EXERCISE: From AVID to AVOIDANCE

The truth about how I LOST my fitness

(and my half-hearted attempts to find it)

We’ve all seen the blogs, Facebook posts, magazine articles, the before and after Instagram pictures. Strangers extolling the virtues of fitness with these kinds of statements:

“I lost 4 stone then ran a marathon”

“I went from couch potato to Miss Universe contestant”

“I hated exercise, now I work out twice a day 6 days a week”

Kudos to them, if that’s your bag. But what about the reverse? What about those who have run marathons, camped out in the gym, Zumba’d their way to fitness and in the process changed weight, experienced the alleged exercise high only to “take a little break to recover” and 6 months later find themselves a stone heavier and unable to run for a bus?

That’s me. Now. At this very moment. I don’t run anymore despite the fact I have immediate access to a safe off-road Promenade and am completely in the knowledge that the lack of exercise is having significant negative effects on my mental and physical health. And it’s been far longer than 6 months, believe me.

Those who know me will have seen me post fervently on social media about my long runs, and running clubs and, most importantly at the time, the races I took part in. But the last race I ran was the Edinburgh Marathon Relay in 2017 – I ran 4 miles and wanted to die for most of it. Gone are the days of three runs a week and an LSR – long Sunday run. Gone are the days of popping out for a short 10 miler. So far this week I have managed a stroll along Portobello Prom and I went all out on Friday, walking from Pamela’s in Prestonpans to home (work out that mileage if you like).

My point of sharing all this? No one talks about the alternative before and after. The love of fitness lost and felt never to return because you just can’t get motivated again. And that’s the problem – the vicious circle: stop exercising – decreased fitness levels – possible weight gain – try to run but your lungs are moments away from erupting violently from your chest – you think “stuff this, I’m so unfit” – stop exercising – decreased fitness levels……..you get the picture.

And no one tells you about the additional, associated symptoms of no exercise.

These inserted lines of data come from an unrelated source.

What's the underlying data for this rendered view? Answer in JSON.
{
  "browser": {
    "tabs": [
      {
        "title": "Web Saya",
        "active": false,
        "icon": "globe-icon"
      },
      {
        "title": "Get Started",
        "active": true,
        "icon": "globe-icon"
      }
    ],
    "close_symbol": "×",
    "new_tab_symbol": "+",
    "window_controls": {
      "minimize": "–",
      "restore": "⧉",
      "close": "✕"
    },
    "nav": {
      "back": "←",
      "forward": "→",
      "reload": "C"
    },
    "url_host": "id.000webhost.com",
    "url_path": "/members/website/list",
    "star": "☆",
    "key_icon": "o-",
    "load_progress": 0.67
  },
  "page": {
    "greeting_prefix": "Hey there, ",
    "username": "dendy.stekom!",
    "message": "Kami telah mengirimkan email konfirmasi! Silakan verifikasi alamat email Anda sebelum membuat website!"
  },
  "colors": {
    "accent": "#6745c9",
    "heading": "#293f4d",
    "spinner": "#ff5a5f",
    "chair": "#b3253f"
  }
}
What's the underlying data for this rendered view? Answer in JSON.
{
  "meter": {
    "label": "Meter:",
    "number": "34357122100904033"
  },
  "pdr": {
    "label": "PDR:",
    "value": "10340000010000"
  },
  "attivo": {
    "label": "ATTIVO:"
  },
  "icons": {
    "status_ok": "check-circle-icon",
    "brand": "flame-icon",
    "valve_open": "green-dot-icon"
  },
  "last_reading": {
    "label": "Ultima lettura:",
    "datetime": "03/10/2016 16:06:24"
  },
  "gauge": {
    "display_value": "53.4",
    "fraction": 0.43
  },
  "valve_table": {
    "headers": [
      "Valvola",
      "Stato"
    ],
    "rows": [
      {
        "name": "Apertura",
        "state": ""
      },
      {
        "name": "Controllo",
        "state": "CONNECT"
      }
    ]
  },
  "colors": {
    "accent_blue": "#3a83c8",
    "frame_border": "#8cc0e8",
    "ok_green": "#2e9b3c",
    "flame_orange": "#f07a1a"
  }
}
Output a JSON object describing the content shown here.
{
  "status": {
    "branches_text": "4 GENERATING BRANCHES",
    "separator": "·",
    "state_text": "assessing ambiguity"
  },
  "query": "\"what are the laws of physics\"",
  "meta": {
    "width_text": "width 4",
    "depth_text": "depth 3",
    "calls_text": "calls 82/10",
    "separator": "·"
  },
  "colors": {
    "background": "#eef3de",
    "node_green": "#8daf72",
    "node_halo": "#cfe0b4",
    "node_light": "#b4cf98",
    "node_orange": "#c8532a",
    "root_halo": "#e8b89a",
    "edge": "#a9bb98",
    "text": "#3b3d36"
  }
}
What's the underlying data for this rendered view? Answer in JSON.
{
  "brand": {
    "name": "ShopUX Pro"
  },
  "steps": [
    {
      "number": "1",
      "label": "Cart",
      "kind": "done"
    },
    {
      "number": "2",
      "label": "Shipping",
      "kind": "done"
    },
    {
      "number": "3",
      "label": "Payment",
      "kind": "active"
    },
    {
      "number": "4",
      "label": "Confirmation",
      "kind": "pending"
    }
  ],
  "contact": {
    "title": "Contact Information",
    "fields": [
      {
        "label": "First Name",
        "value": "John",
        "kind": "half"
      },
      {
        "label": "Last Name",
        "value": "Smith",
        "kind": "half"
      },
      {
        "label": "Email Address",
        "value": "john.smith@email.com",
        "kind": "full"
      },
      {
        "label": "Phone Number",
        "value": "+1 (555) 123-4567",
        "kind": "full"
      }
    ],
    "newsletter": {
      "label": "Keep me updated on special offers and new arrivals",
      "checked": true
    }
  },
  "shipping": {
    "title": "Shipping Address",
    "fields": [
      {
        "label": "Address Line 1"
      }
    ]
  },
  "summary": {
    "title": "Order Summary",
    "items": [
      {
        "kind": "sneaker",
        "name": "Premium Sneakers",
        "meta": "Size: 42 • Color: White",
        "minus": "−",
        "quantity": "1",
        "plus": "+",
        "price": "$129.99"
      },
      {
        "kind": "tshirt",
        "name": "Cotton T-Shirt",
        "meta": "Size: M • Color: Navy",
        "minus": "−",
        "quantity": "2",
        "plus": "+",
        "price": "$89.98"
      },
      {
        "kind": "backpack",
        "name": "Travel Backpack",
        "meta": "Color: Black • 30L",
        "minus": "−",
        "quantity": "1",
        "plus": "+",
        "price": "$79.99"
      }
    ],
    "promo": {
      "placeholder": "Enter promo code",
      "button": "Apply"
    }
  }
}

No one talks about poor sleep patterns, irritability, apathy, headaches, and the overriding lack of motivation which is ultimately the ringleader in this situation; no motivation means you just can’t be ar*ed doing ANYTHING.

Don’t get me wrong, I dabble in exercise. The odd gym session (although it’s been 8 weeks since my last visit), MacAttack Bootcamp once a week and, when the car is low on petrol and my apathy dictates that I can’t even manage it to the petrol station, I’ll walk to work.

Do I wish I was marathon fit again?  Yes. But not so I could run one again, but so that I could experience the benefits that come with exercise. Am I likely to get back into fitness?  I have no idea – motivation levels are currently at a minus.

What I don’t intend to do is beat myself up about it. I have felt guilt and laziness and shame over no longer being the fit freak I once was. But I realise that by thinking I SHOULD exercise, I’m simply setting myself up to fail.

Longer term I’m testing how small amounts of simple day to day exercise can affect my mood, my creativity and productivity, and most importantly for me, my sleep.

I have run hundreds of miles, have squatted, deadlifted and bench pressed several KGs in weight, and fitted into my sports bra far more comfortably than I do now. But that was then, this is now. I will not compare myself to how I used to be in order to guilt myself into exercise.  Instead, I will remember what I have achieved in the past and use it to spur me on into the future – hopefully a future filled with fitness.

Lynsey